MedicalResearch.com: Interview Invitation Dr. Wenji Guo University of Oxford Medical Research: What is the background for this study? Response: Previous studies report increased risk for breast cancer in postmenopausal women who have a higher Body Mass Index (BMI) – a measure of body fat based on height and weight. However, BMI is unable to distinguish between excess weight due to fat rather than muscle. More direct measures of fatness, such as body fat percentage, may be better indicators of disease risk. And although probable evidence for the relationship between physical activity and breast cancer now exists, questions still remain over the role of vigorous compared to lower intensity physical activity.
Author Interviews, Breast Cancer, Case Western, Chemotherapy / 10.11.2014

Ruth Keri, PhD, Professor and Vice Chair Department of Pharmacology Case Western Reserve University School of Medicine, and Associate Director for Basic Research in the Case Comprehensive Cancer Center  Case Western Reserve UniversityMedicalResearch.com Interview with: Ruth Keri, PhD, Professor and Vice Chair Department of Pharmacology Case Western Reserve University School of Medicine, and Associate Director for Basic Research in the Case Comprehensive Cancer Center  Case Western Reserve University Medical Research: What is the background for this study? Dr. Keri: Over the last several decades, the discovery of targeted therapies for certain types of breast cancer, and their use in the clinic, have greatly improved the long-term outcome of patients. Yet some breast cancers don’t respond to these therapies, and ones that do often become resistant over time, resulting in patient relapse and metastatic disease.
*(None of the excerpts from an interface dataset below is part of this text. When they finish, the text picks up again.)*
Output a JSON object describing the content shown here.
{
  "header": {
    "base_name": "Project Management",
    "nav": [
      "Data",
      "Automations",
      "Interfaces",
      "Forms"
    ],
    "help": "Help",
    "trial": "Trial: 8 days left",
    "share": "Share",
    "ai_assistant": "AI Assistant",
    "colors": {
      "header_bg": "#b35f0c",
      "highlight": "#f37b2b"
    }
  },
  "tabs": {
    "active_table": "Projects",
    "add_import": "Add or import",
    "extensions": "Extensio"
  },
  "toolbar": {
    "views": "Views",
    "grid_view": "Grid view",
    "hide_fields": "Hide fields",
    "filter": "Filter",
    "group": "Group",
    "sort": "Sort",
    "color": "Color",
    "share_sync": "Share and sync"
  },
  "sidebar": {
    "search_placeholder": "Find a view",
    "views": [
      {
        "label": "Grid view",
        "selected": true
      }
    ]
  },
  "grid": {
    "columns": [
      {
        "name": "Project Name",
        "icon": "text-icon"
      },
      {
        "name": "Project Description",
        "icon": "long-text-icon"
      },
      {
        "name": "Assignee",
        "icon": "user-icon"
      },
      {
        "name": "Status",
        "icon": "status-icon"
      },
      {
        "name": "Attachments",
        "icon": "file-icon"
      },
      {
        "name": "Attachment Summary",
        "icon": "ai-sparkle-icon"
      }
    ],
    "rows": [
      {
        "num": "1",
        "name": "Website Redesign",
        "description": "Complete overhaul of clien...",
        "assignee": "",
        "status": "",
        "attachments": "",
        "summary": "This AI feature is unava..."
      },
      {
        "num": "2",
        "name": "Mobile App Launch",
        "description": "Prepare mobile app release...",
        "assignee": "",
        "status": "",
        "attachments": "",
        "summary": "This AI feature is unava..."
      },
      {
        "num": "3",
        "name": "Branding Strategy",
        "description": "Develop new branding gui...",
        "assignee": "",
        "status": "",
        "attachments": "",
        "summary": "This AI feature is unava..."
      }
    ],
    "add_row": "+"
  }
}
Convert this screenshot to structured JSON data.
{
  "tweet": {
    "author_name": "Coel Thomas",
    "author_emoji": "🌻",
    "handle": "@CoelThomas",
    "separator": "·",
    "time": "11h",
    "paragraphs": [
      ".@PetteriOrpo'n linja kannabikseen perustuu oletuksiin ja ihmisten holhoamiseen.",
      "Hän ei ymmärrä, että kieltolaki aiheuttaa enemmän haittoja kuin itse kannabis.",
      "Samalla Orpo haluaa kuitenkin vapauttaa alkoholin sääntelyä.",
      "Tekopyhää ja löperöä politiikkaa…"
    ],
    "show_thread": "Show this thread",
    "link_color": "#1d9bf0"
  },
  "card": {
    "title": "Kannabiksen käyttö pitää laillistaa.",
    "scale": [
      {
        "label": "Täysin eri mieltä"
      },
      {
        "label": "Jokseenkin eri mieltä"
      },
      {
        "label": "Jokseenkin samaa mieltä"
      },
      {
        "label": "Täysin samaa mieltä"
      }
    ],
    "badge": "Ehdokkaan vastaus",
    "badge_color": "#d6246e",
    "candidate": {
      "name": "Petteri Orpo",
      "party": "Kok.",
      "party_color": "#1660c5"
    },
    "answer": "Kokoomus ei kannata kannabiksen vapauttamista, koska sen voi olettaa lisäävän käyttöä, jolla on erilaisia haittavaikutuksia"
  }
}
Why does resistance occur? There are many tricks a tumor employs to evade death. When a drug targets a certain protein or pathway the cancer cell relies on for survival, one potential route of resistance is the cancer cell’s ability to adapt and find another pathway to maintain growth. We reasoned that targeting two separate proteins or pathways important for cancer cell growth may be more effective at preventing or delaying this adaptation.
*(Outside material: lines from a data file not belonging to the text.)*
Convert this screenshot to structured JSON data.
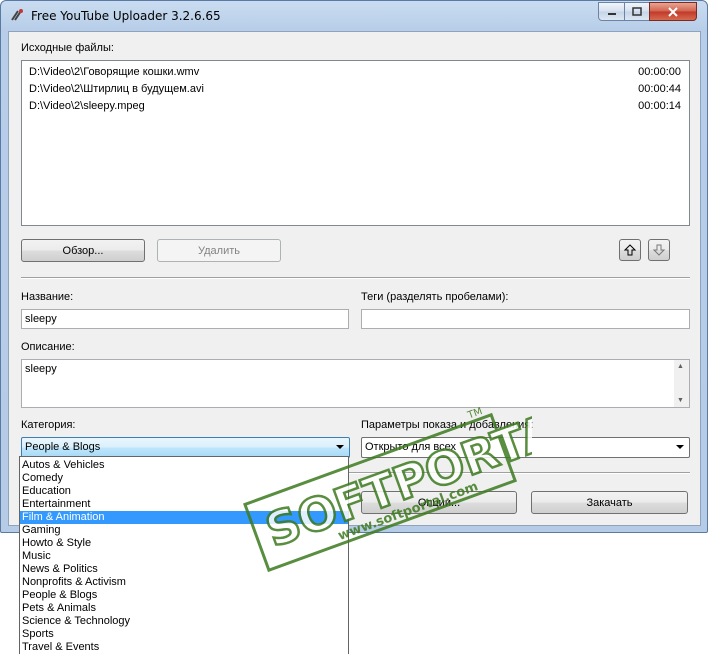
{
  "window": {
    "title": "Free YouTube Uploader 3.2.6.65"
  },
  "files": {
    "label": "Исходные файлы:",
    "items": [
      {
        "name": "D:\\Video\\2\\Говорящие кошки.wmv",
        "duration": "00:00:00"
      },
      {
        "name": "D:\\Video\\2\\Штирлиц в будущем.avi",
        "duration": "00:00:44"
      },
      {
        "name": "D:\\Video\\2\\sleepy.mpeg",
        "duration": "00:00:14"
      }
    ],
    "browse_label": "Обзор...",
    "delete_label": "Удалить"
  },
  "form": {
    "title_label": "Название:",
    "title_value": "sleepy",
    "tags_label": "Теги (разделять пробелами):",
    "tags_value": "",
    "description_label": "Описание:",
    "description_value": "sleepy",
    "category_label": "Категория:",
    "category_value": "People & Blogs",
    "privacy_label": "Параметры показа и добавления:",
    "privacy_value": "Открыто для всех"
  },
  "buttons": {
    "options_label": "Опции...",
    "upload_label": "Закачать"
  },
  "category_options": [
    "Autos & Vehicles",
    "Comedy",
    "Education",
    "Entertainment",
    "Film & Animation",
    "Gaming",
    "Howto & Style",
    "Music",
    "News & Politics",
    "Nonprofits & Activism",
    "People & Blogs",
    "Pets & Animals",
    "Science & Technology",
    "Sports",
    "Travel & Events"
  ],
  "highlighted_option": "Film & Animation",
  "watermark": {
    "brand": "SOFTPORTAL",
    "url": "www.softportal.com",
    "tm": "TM"
  },
  "colors": {
    "selection": "#3399ff",
    "watermark": "#3d7a1e"
  }
}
Author Interviews, Breast Cancer / 06.11.2014

Antoine E. Karnoub, Ph.D. Assistant Professor of Pathology Beth Israel Deaconess Medical Center Harvard Medical School Center for Life Science 0634 Boston, MA 02215MedicalResearch.com Interview with: Antoine E. Karnoub, Ph.D. Assistant Professor of Pathology Beth Israel Deaconess Medical Center Harvard Medical School Center for Life Science 0634 Boston, MA 02215 Medical Research: What are the main findings of the study? Dr. Karnoub: The main findings of the study are: (1) that the metastatic propensities of cancer cells can be remarkably modulated by otherwise ‘normal’ mesenchymal stem/stromal cells found in their vicinity; (2) that generation of highly malignant tumor-initiating cells can be significantly triggered by microenvironmental cues; (3) that repression of the gene FOXP2 by a miR-199a-led microRNA network enables the propagation of cancer stem cell and metastatic traits in otherwise weakly metastatic cancer cells; and (4) that such a signaling axis appears to forecast poor patient outcome.